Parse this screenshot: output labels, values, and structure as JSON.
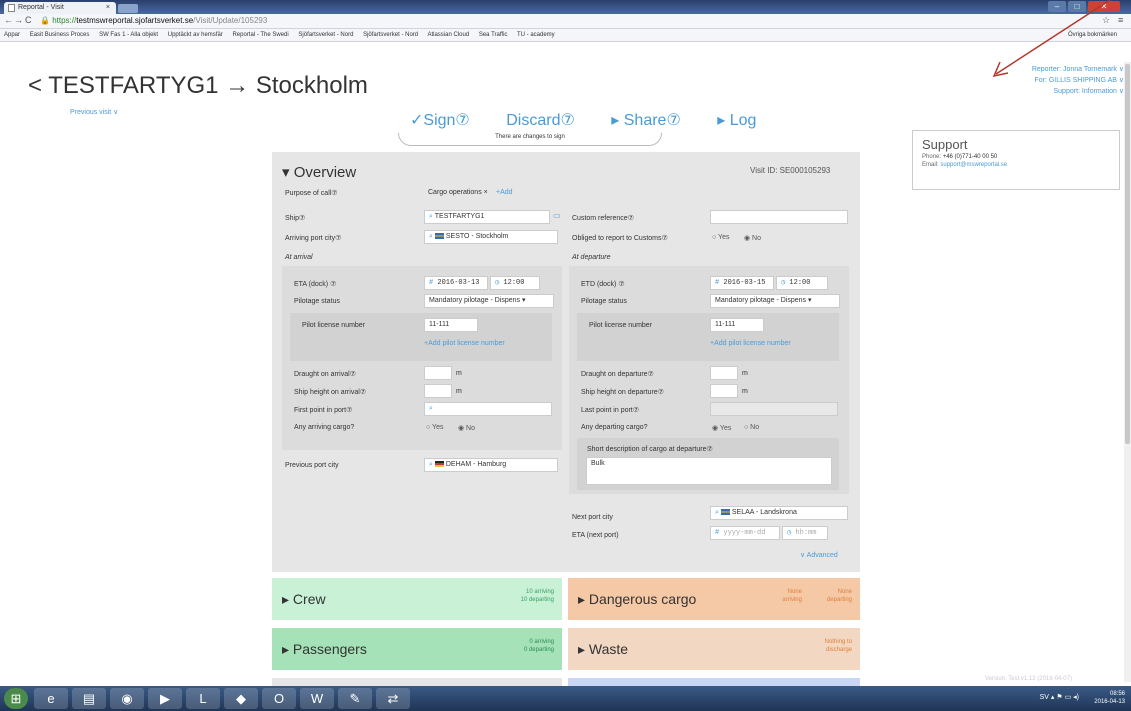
{
  "browser": {
    "tab_title": "Reportal - Visit",
    "tab_close": "×",
    "url_scheme": "https://",
    "url_host": "testmswreportal.sjofartsverket.se",
    "url_path": "/Visit/Update/105293",
    "bookmarks": [
      "Appar",
      "Easit Business Proces",
      "SW Fas 1 - Alla objekt",
      "Upptäckt av hemsfär",
      "Reportal - The Swedi",
      "Sjöfartsverket - Nord",
      "Sjöfartsverket - Nord",
      "Atlassian Cloud",
      "Sea Traffic",
      "TU - academy"
    ],
    "other_bookmarks": "Övriga bokmärken"
  },
  "header": {
    "title": "< TESTFARTYG1 → Stockholm",
    "previous_visit": "Previous visit ∨",
    "reporter": "Reporter: Jonna Tornemark ∨",
    "for": "For: GILLIS SHIPPING AB ∨",
    "support": "Support: Information ∨"
  },
  "actions": {
    "sign": "✓Sign⑦",
    "discard": "Discard⑦",
    "share": "▸ Share⑦",
    "log": "▸ Log",
    "changes_note": "There are changes to sign"
  },
  "support_box": {
    "title": "Support",
    "phone_label": "Phone:",
    "phone": "+46 (0)771-40 00 50",
    "email_label": "Email:",
    "email": "support@mswreportal.se"
  },
  "overview": {
    "heading": "▾ Overview",
    "visit_id": "Visit ID: SE000105293",
    "purpose_label": "Purpose of call⑦",
    "purpose_value": "Cargo operations ×",
    "purpose_add": "+Add",
    "ship_label": "Ship⑦",
    "ship_value": "TESTFARTYG1",
    "custom_ref_label": "Custom reference⑦",
    "arriving_port_label": "Arriving port city⑦",
    "arriving_port_value": "SESTO - Stockholm",
    "customs_label": "Obliged to report to Customs⑦",
    "customs_yes": "○ Yes",
    "customs_no": "◉ No",
    "at_arrival": "At arrival",
    "at_departure": "At departure",
    "eta_label": "ETA (dock) ⑦",
    "eta_date": "2016-03-13",
    "eta_time": "12:00",
    "etd_label": "ETD (dock) ⑦",
    "etd_date": "2016-03-15",
    "etd_time": "12:00",
    "pilotage_label": "Pilotage status",
    "pilotage_value": "Mandatory pilotage - Dispens ▾",
    "pilot_license_label": "Pilot license number",
    "pilot_license_value": "11-111",
    "add_pilot_license": "+Add pilot license number",
    "draught_arrival_label": "Draught on arrival⑦",
    "ship_height_arrival_label": "Ship height on arrival⑦",
    "first_point_label": "First point in port⑦",
    "arriving_cargo_label": "Any arriving cargo?",
    "arr_cargo_yes": "○ Yes",
    "arr_cargo_no": "◉ No",
    "draught_departure_label": "Draught on departure⑦",
    "ship_height_departure_label": "Ship height on departure⑦",
    "last_point_label": "Last point in port⑦",
    "departing_cargo_label": "Any departing cargo?",
    "dep_cargo_yes": "◉ Yes",
    "dep_cargo_no": "○ No",
    "unit_m": "m",
    "short_desc_label": "Short description of cargo at departure⑦",
    "short_desc_value": "Bulk",
    "previous_port_label": "Previous port city",
    "previous_port_value": "DEHAM - Hamburg",
    "next_port_label": "Next port city",
    "next_port_value": "SELAA - Landskrona",
    "eta_next_label": "ETA (next port)",
    "eta_next_date_ph": "yyyy-mm-dd",
    "eta_next_time_ph": "hh:mm",
    "advanced": "∨ Advanced"
  },
  "cards": {
    "crew": "▸ Crew",
    "crew_sub1": "10 arriving",
    "crew_sub2": "10 departing",
    "dangerous": "▸ Dangerous cargo",
    "dangerous_sub1": "None",
    "dangerous_sub2": "arriving",
    "dangerous_sub3": "None",
    "dangerous_sub4": "departing",
    "passengers": "▸ Passengers",
    "passengers_sub1": "0 arriving",
    "passengers_sub2": "0 departing",
    "waste": "▸ Waste",
    "waste_sub1": "Nothing to",
    "waste_sub2": "discharge"
  },
  "footer": {
    "version": "Version: Test v1.12 (2016-04-07)",
    "clock_time": "08:56",
    "clock_date": "2016-04-13",
    "lang": "SV"
  },
  "colors": {
    "accent": "#4a9bd5",
    "crew_bg": "#c8f1d6",
    "passengers_bg": "#a5e2b8",
    "dangerous_bg": "#f5c8a6",
    "waste_bg": "#f2d8c2",
    "panel_bg": "#e6e6e6"
  }
}
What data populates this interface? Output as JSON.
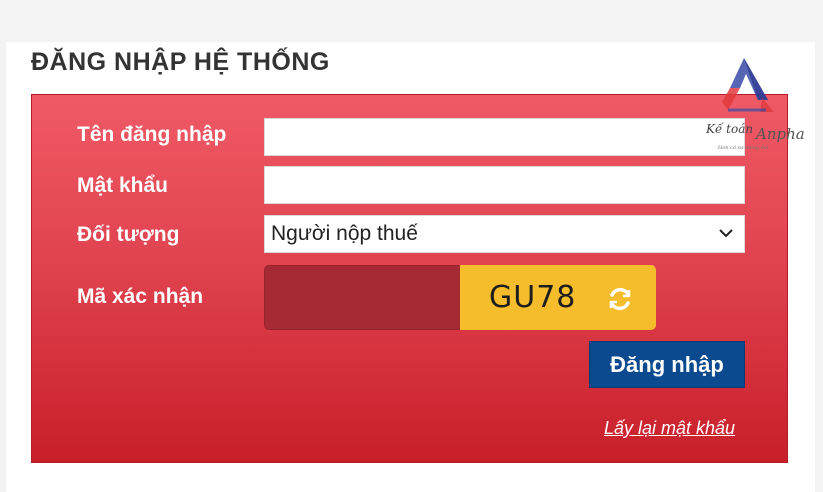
{
  "heading": "ĐĂNG NHẬP HỆ THỐNG",
  "form": {
    "username_label": "Tên đăng nhập",
    "username_value": "",
    "password_label": "Mật khẩu",
    "password_value": "",
    "subject_label": "Đối tượng",
    "subject_value": "Người nộp thuế",
    "captcha_label": "Mã xác nhận",
    "captcha_value": "",
    "captcha_code": "GU78",
    "login_button": "Đăng nhập",
    "forgot_link": "Lấy lại mật khẩu"
  },
  "watermark": {
    "text_main": "Kế toán",
    "text_brand": "Anpha",
    "tagline": "Hơn cả sự mong đợi"
  },
  "colors": {
    "panel_top": "#ef5a66",
    "panel_bottom": "#c81f2a",
    "captcha_bg": "#f5bd2c",
    "button_bg": "#0b4a8f"
  },
  "icons": {
    "select": "chevron-down-icon",
    "captcha": "refresh-icon"
  }
}
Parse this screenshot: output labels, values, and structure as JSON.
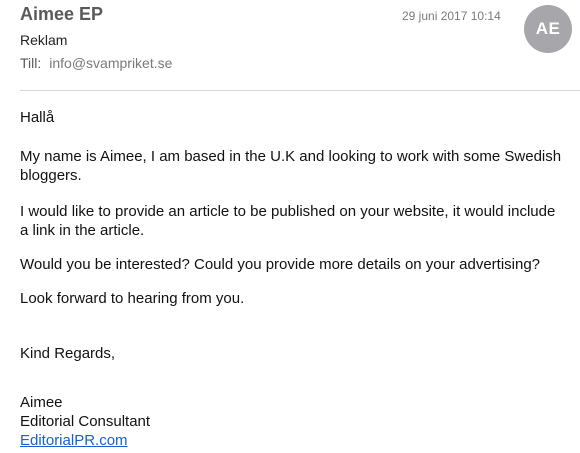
{
  "header": {
    "sender_name": "Aimee EP",
    "date": "29 juni 2017 10:14",
    "avatar_initials": "AE",
    "subject": "Reklam",
    "to_label": "Till:",
    "to_value": "info@svampriket.se"
  },
  "body": {
    "greeting": "Hallå",
    "paragraphs": [
      "My name is Aimee, I am based in the U.K and looking to work with some Swedish bloggers.",
      "I would like to provide an article to be published on your website, it would include a link in the article.",
      "Would you be interested? Could you provide more details on your advertising?",
      "Look forward to hearing from you."
    ],
    "closing": "Kind Regards,",
    "signature": {
      "name": "Aimee",
      "title": "Editorial Consultant",
      "link": "EditorialPR.com"
    }
  },
  "colors": {
    "avatar_bg": "#a6a6ab",
    "link": "#1a5fd0",
    "divider": "#d6d6d6"
  }
}
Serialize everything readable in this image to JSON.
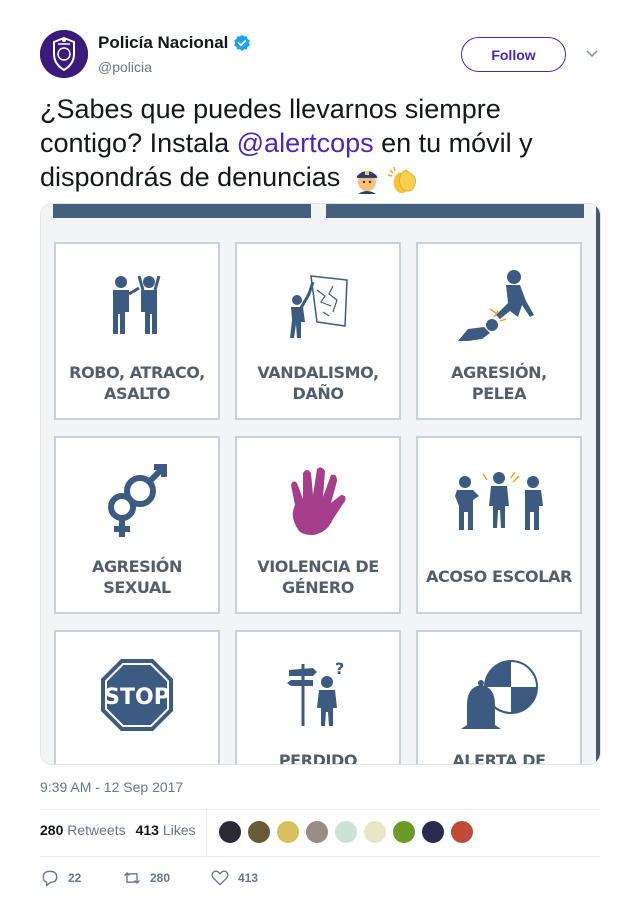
{
  "author": {
    "display_name": "Policía Nacional",
    "handle": "@policia",
    "verified_icon": "verified-badge-icon",
    "follow_label": "Follow"
  },
  "tweet": {
    "text_part1": "¿Sabes que puedes llevarnos siempre contigo? Instala ",
    "mention": "@alertcops",
    "text_part2": " en tu móvil y dispondrás de denuncias ",
    "emojis": [
      "police-officer-emoji",
      "clapping-hands-emoji"
    ]
  },
  "media": {
    "tiles": [
      {
        "label": "ROBO, ATRACO, ASALTO",
        "icon": "robbery-icon"
      },
      {
        "label": "VANDALISMO, DAÑO",
        "icon": "vandalism-icon"
      },
      {
        "label": "AGRESIÓN, PELEA",
        "icon": "fight-icon"
      },
      {
        "label": "AGRESIÓN SEXUAL",
        "icon": "gender-symbols-icon"
      },
      {
        "label": "VIOLENCIA DE GÉNERO",
        "icon": "handprint-icon"
      },
      {
        "label": "ACOSO ESCOLAR",
        "icon": "bullying-icon"
      },
      {
        "label": "",
        "icon": "stop-sign-icon",
        "sign_text": "STOP"
      },
      {
        "label": "PERDIDO",
        "icon": "lost-person-icon"
      },
      {
        "label": "ALERTA DE",
        "icon": "bell-alert-icon"
      }
    ],
    "colors": {
      "icon_blue": "#3d5a80",
      "violence_purple": "#9c2a7e",
      "label_gray": "#545e6a"
    }
  },
  "timestamp": "9:39 AM - 12 Sep 2017",
  "stats": {
    "retweets_count": "280",
    "retweets_label": "Retweets",
    "likes_count": "413",
    "likes_label": "Likes"
  },
  "actions": {
    "reply_count": "22",
    "retweet_count": "280",
    "like_count": "413"
  },
  "colors": {
    "accent": "#4b26b8",
    "muted": "#657786",
    "verified": "#1da1f2"
  }
}
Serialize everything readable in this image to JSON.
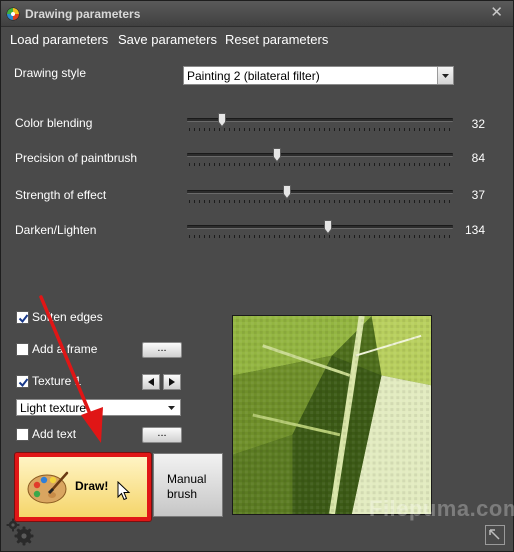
{
  "window": {
    "title": "Drawing parameters",
    "close_glyph": "✕"
  },
  "menu": {
    "load": "Load parameters",
    "save": "Save parameters",
    "reset": "Reset parameters"
  },
  "drawing_style": {
    "label": "Drawing style",
    "value": "Painting 2 (bilateral filter)"
  },
  "sliders": [
    {
      "label": "Color blending",
      "value": "32",
      "fraction": 0.13
    },
    {
      "label": "Precision of paintbrush",
      "value": "84",
      "fraction": 0.34
    },
    {
      "label": "Strength of effect",
      "value": "37",
      "fraction": 0.375
    },
    {
      "label": "Darken/Lighten",
      "value": "134",
      "fraction": 0.53
    }
  ],
  "options": {
    "soften_edges": {
      "label": "Soften edges",
      "checked": true
    },
    "add_frame": {
      "label": "Add a frame",
      "checked": false,
      "button": "..."
    },
    "texture": {
      "label": "Texture 1",
      "checked": true
    },
    "texture_select": {
      "value": "Light texture"
    },
    "add_text": {
      "label": "Add text",
      "checked": false,
      "button": "..."
    }
  },
  "buttons": {
    "draw": "Draw!",
    "manual_line1": "Manual",
    "manual_line2": "brush"
  },
  "watermark": "Filepuma.com",
  "icons": {
    "app": "app-logo-icon",
    "close": "close-icon",
    "dropdown": "chevron-down-icon",
    "prev": "arrow-left-icon",
    "next": "arrow-right-icon",
    "palette": "paint-palette-icon",
    "cursor": "mouse-cursor-icon",
    "settings": "gear-icon",
    "expand": "expand-icon"
  },
  "colors": {
    "highlight": "#e01616",
    "window_bg": "#4a4a4a",
    "draw_button": "#f5d56a"
  }
}
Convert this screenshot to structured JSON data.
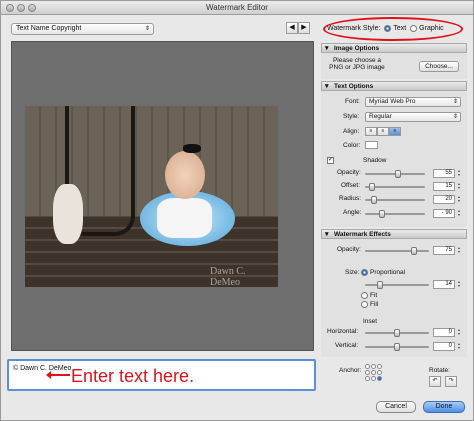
{
  "window": {
    "title": "Watermark Editor"
  },
  "preset": {
    "value": "Text Name Copyright"
  },
  "nav": {
    "prev": "◀",
    "next": "▶"
  },
  "style_selector": {
    "label": "Watermark Style:",
    "text": "Text",
    "graphic": "Graphic"
  },
  "preview": {
    "watermark_text": "Dawn C. DeMeo"
  },
  "text_entry": {
    "value": "© Dawn C. DeMeo"
  },
  "annotation": {
    "text": "Enter text here.",
    "color": "#e0111b"
  },
  "image_options": {
    "header": "Image Options",
    "hint_line1": "Please choose a",
    "hint_line2": "PNG or JPG image",
    "choose_button": "Choose..."
  },
  "text_options": {
    "header": "Text Options",
    "font_label": "Font:",
    "font_value": "Myriad Web Pro",
    "style_label": "Style:",
    "style_value": "Regular",
    "align_label": "Align:",
    "color_label": "Color:"
  },
  "shadow": {
    "label": "Shadow",
    "checked": "✓",
    "opacity_label": "Opacity:",
    "opacity_value": "55",
    "offset_label": "Offset:",
    "offset_value": "15",
    "radius_label": "Radius:",
    "radius_value": "20",
    "angle_label": "Angle:",
    "angle_value": "- 90"
  },
  "watermark_effects": {
    "header": "Watermark Effects",
    "opacity_label": "Opacity:",
    "opacity_value": "75",
    "size_label": "Size:",
    "proportional": "Proportional",
    "size_value": "14",
    "fit": "Fit",
    "fill": "Fill"
  },
  "inset": {
    "label": "Inset",
    "horizontal_label": "Horizontal:",
    "horizontal_value": "0",
    "vertical_label": "Vertical:",
    "vertical_value": "0"
  },
  "bottom": {
    "anchor_label": "Anchor:",
    "rotate_label": "Rotate:",
    "rotate_left": "↶",
    "rotate_right": "↷",
    "cancel": "Cancel",
    "done": "Done"
  },
  "accent": "#2d6fd1"
}
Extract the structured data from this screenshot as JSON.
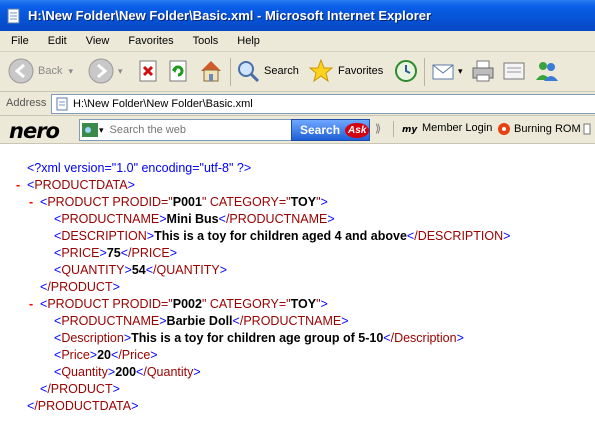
{
  "window": {
    "title": "H:\\New Folder\\New Folder\\Basic.xml - Microsoft Internet Explorer"
  },
  "menu": [
    "File",
    "Edit",
    "View",
    "Favorites",
    "Tools",
    "Help"
  ],
  "toolbar": {
    "back": "Back",
    "search": "Search",
    "favorites": "Favorites"
  },
  "address": {
    "label": "Address",
    "value": "H:\\New Folder\\New Folder\\Basic.xml"
  },
  "nero": {
    "logo": "nero",
    "search_placeholder": "Search the web",
    "search_button": "Search",
    "ask_badge": "Ask",
    "member_login": "Member Login",
    "burning_rom": "Burning ROM"
  },
  "xml": {
    "declaration": "<?xml version=\"1.0\" encoding=\"utf-8\" ?>",
    "minus": "-",
    "root_open": "PRODUCTDATA",
    "root_close": "/PRODUCTDATA",
    "products": [
      {
        "open_name": "PRODUCT",
        "attr1_name": "PRODID=\"",
        "attr1_value": "P001",
        "attr2_name": "\" CATEGORY=\"",
        "attr2_value": "TOY",
        "attr_end": "\"",
        "close": "/PRODUCT",
        "fields": [
          {
            "tag": "PRODUCTNAME",
            "value": "Mini Bus",
            "close": "/PRODUCTNAME"
          },
          {
            "tag": "DESCRIPTION",
            "value": "This is a toy for children aged 4 and above",
            "close": "/DESCRIPTION"
          },
          {
            "tag": "PRICE",
            "value": "75",
            "close": "/PRICE"
          },
          {
            "tag": "QUANTITY",
            "value": "54",
            "close": "/QUANTITY"
          }
        ]
      },
      {
        "open_name": "PRODUCT",
        "attr1_name": "PRODID=\"",
        "attr1_value": "P002",
        "attr2_name": "\" CATEGORY=\"",
        "attr2_value": "TOY",
        "attr_end": "\"",
        "close": "/PRODUCT",
        "fields": [
          {
            "tag": "PRODUCTNAME",
            "value": "Barbie Doll",
            "close": "/PRODUCTNAME"
          },
          {
            "tag": "Description",
            "value": "This is a toy for children age group of 5-10",
            "close": "/Description"
          },
          {
            "tag": "Price",
            "value": "20",
            "close": "/Price"
          },
          {
            "tag": "Quantity",
            "value": "200",
            "close": "/Quantity"
          }
        ]
      }
    ]
  }
}
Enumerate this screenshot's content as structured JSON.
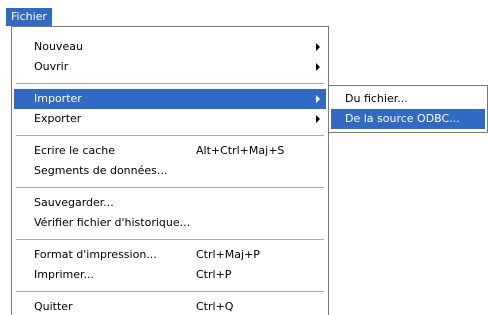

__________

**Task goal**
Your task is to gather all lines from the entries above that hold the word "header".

**Completed task**
  "header": {
  "header": {
    "header": "Image Options",
    "header": "Text Options",
    "header": "Watermark Effects",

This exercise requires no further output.